2017 marked Kescrg’s 40th anniversary, and we thought that focussing our attention on Inglesham for a large part of the year would be an appropriate tribute to all the volunteers and restoration sites who had gone before us.

So we kicked off the season with a massive long late-May bank-holiday 5-day weekend dig and party celebration. The Navvies report of this weekend is included below, but over the dig 50 or so volunteers had a huge impact on the site, transporting bricks and blocks to site to support the 6 WRG camps planned for the summer season; crushing a huge number of bricks that had come out of the chamber clearance and wall demolition to form backfill for the newly built wall; progressing the wall rebuild, and excavating the second half of the southern wall down to the waterline ready for rebuilding over the summer.

We then returned a couple of weeks later for our June weekend, and continued with preparation for the second half of the southern wall, cleaning up the stone pavement found at water level behind the old wall which forms the base for the new block wall, and removing and replacing blown brickwork below the waterline on this section. We also cut out the brickwork for the new ladder recess which was to be set into the lock as it was rebuilt, and continued the rebuild of the wall between the bridge and the lower gate recess.

Our next visit was to run the fourth week of six WRG Summer camps in early August. The first three weeks had moved the site on considerably, with the wall between bridge and gate recess fully rebuilt complete with coping stones, the lower gate recess demolished, and the first half of the southern wall up to coping level, not to mention progress around the northern upper wing wall, gate recess, paddle hole and spill weir culvert.

Our work was to continue the Southern wall rebuild, and to work on the dry-stone retaining walls of the spill weir. We also set the coping stones on the northern wall between the bridge and lower gate recess. As part of the wall rebuild, we had to cast a new quoin stone for the lower gate recess to replace an original stone which was too badly eroded to reuse. This process involves casting a block with a face of sharp-sand mortar bound into a concrete core. Once dry but still green, the shuttering is removed and the face is weathered with wire brushes and scutch hammers to give a pretty realistic stone effect.
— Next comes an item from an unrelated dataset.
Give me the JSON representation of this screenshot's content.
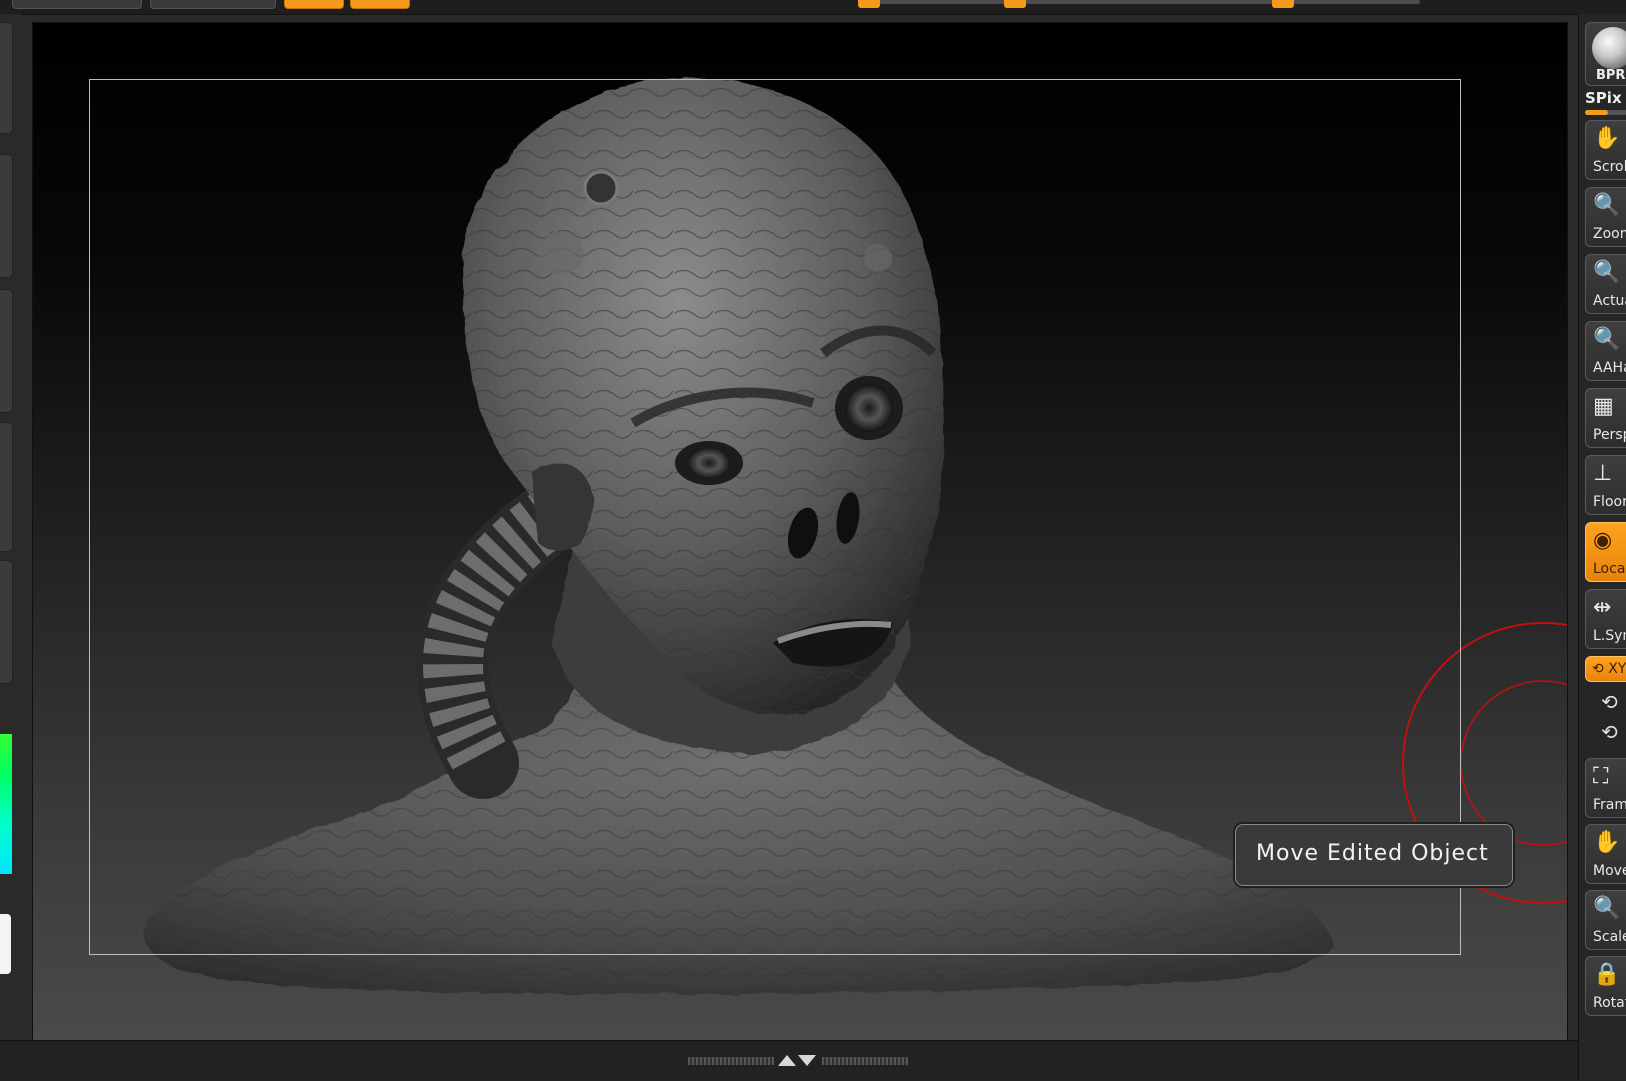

We then returned for our September dig, to find the remaining WRG camps had completed the brickwork to coping level along the whole of the southern wall, including rebuilding the lower gate recess, and had set the coping stones from the ladder recess onwards. Our task was to haunch behind the coping stones with a concrete fillet and to continue backfilling behind the wall, while preparing the rest of the wall for coping stones. By the end of the weekend, we had set the quoin coping stone of the gate recess and positioned the rest of the coping stones for setting in October.
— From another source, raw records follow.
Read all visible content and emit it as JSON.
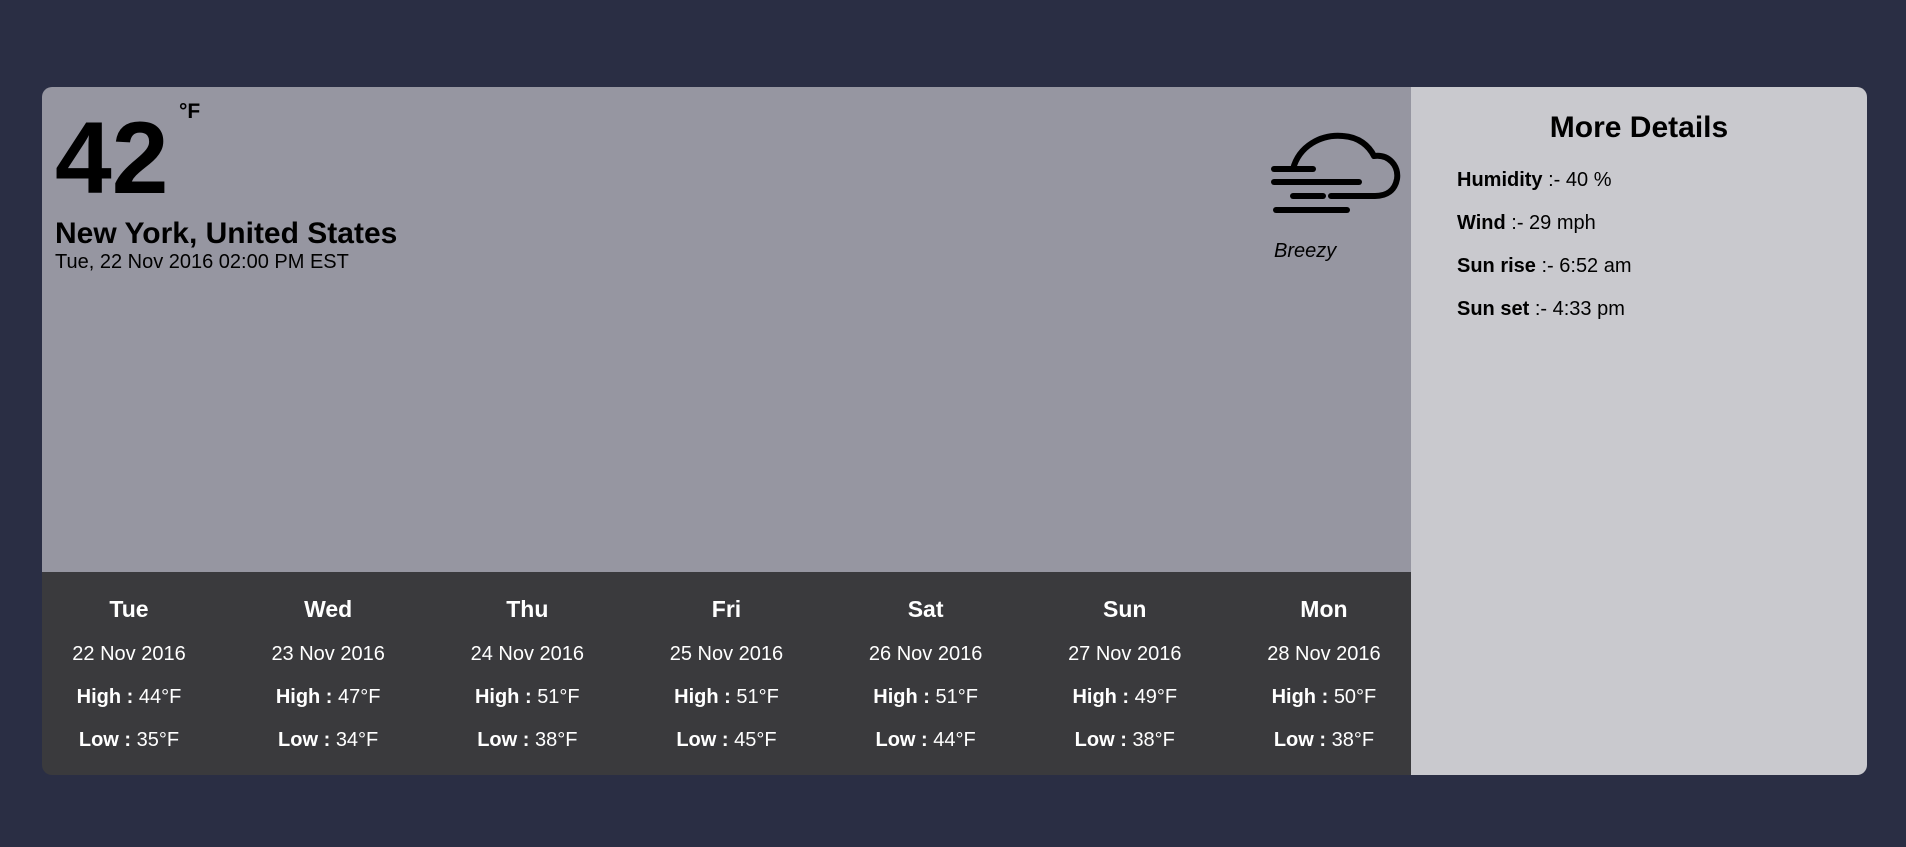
{
  "current": {
    "temperature": "42",
    "unit": "°F",
    "location": "New York, United States",
    "datetime": "Tue, 22 Nov 2016 02:00 PM EST",
    "condition": "Breezy",
    "icon": "windy-cloud-icon"
  },
  "forecast": [
    {
      "day": "Tue",
      "date": "22 Nov 2016",
      "high": "44°F",
      "low": "35°F"
    },
    {
      "day": "Wed",
      "date": "23 Nov 2016",
      "high": "47°F",
      "low": "34°F"
    },
    {
      "day": "Thu",
      "date": "24 Nov 2016",
      "high": "51°F",
      "low": "38°F"
    },
    {
      "day": "Fri",
      "date": "25 Nov 2016",
      "high": "51°F",
      "low": "45°F"
    },
    {
      "day": "Sat",
      "date": "26 Nov 2016",
      "high": "51°F",
      "low": "44°F"
    },
    {
      "day": "Sun",
      "date": "27 Nov 2016",
      "high": "49°F",
      "low": "38°F"
    },
    {
      "day": "Mon",
      "date": "28 Nov 2016",
      "high": "50°F",
      "low": "38°F"
    }
  ],
  "labels": {
    "high": "High :",
    "low": "Low :"
  },
  "details": {
    "title": "More Details",
    "items": [
      {
        "label": "Humidity",
        "value": ":- 40 %"
      },
      {
        "label": "Wind",
        "value": ":- 29 mph"
      },
      {
        "label": "Sun rise",
        "value": ":- 6:52 am"
      },
      {
        "label": "Sun set",
        "value": ":- 4:33 pm"
      }
    ]
  },
  "colors": {
    "background": "#2a2e44",
    "current_panel": "#9696a1",
    "forecast_panel": "#3a3a3d",
    "details_panel": "#c9c9ce"
  }
}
Our fifth and final visit to Inglesam in 2017 was our October dig weekend. The goal for the weekend was to complete the coping stones for the Southern wall, including the gate recess, and casting the new U-shaped coping stone for the ladder recess and one further replacement stone to complete the wall. Since the ‘stones’ need to be cast on one day, then faced on the next, it was imperative that the two new coping stones were cast on the Saturday, and given the complex shape of the ladder recess, this required some swift thinking and planning on Saturday morning to get the shuttering designed and put together ready to cast the stone in the afternoon.

By the end of the weekend, the Southern wall was complete all the way from the bridge to just short of the upper gate hinge. The upper gate hinge quoin coping stone was a datum for the survey of the site, and though it needed rebuilding, it and the last 15 feet or so of the chamber had to be left until the rest of the lock rebuild had been completed in order to preserve the datum point.